On the other hand, he may simply be the world's first e-philanthropist.
Bell, a researcher at Microsoft, has decided that it is, indeed, in the interests of science for him to commit every single nano-second of his brain's functions to a digital resting place, so that those in future times might see just what human life was like in our woeful, wobbling era.
He wafts around the world carrying more recording equipment than, well, CNN. He tapes conversations, trips, bills, medical records, and, for all I know, visits to the washroom to groom his nasal hair.
He has even tried out a Microsoft invention called a SenseCam, which attempts to monitor and record as much of your life as is digitally possible in the form of images.
I know many of you will be wondering just how large the Kilimanjaro of information might be. Well, Bell seems to estimate it at some 350GB.

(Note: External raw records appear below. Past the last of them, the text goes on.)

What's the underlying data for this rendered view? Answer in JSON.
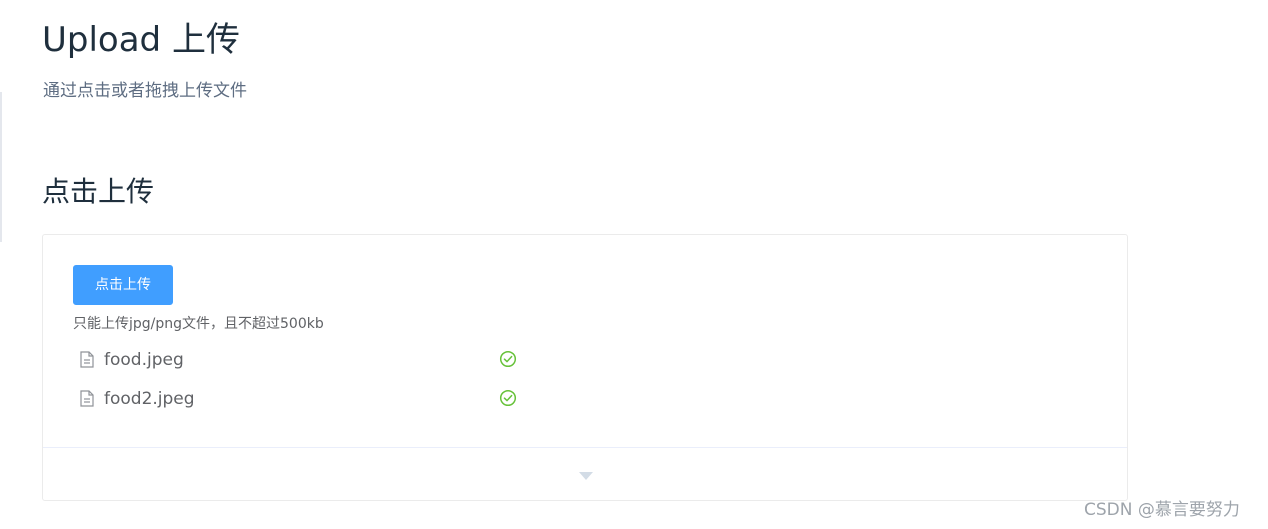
{
  "page": {
    "title": "Upload 上传",
    "description": "通过点击或者拖拽上传文件"
  },
  "section": {
    "title": "点击上传"
  },
  "upload": {
    "button_label": "点击上传",
    "tip": "只能上传jpg/png文件，且不超过500kb",
    "files": [
      {
        "name": "food.jpeg",
        "icon": "document-icon",
        "status": "success",
        "status_icon": "check-circle-icon"
      },
      {
        "name": "food2.jpeg",
        "icon": "document-icon",
        "status": "success",
        "status_icon": "check-circle-icon"
      }
    ]
  },
  "demo_control": {
    "icon": "caret-down-icon"
  },
  "watermark": {
    "text": "CSDN @慕言要努力"
  },
  "colors": {
    "primary": "#409eff",
    "success": "#67c23a",
    "title_text": "#1f2f3d",
    "secondary_text": "#606266",
    "border": "#ebebeb"
  }
}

But it's another of his estimates which makes my body feel reluctant to welcome my breakfast. You see, Bell believes that by 2020 the whole of our lives will be online and searchable.
I find myself wondering just what kind of lives some of these big boffins have led. Isn't the real joy of life the mysteries rather than the facts?
Can anything truly replace the serendipity of love, the insanity of coincidence, the maniacal lunacy of the surprise, and the relief at finally forgetting some of the idiotic things we have done in our lives?
There is a woman namedJill Price, who suffers from hyperthymestic syndrome, the ability to remember absolutely everything about her life. It does not seem to make her unusually happy. How do I know? Well, she told ABC News: "It makes me crazy."
If everything is there for us to merely click and search, isn't that the moment when we cease to be human beings and become, well, Ray Kurzweil?
Perhaps you, too, might feel just a twinge of ironic joy at Bell's reply to one searchingly innocent question posed to him by CNN: "Are you on Facebook and Twitter?"
Bell replied: "Yeah, I'm on Facebook and Twitter and occasionally I will tweet something. Somehow my problem is that I don't think I have anything interesting to tweet about."
And yet we are supposed to trawl through 350 Gigabytes of mostly uninteresting life? Oh, its enough to make you want to sip pinot noir with your cornflakes.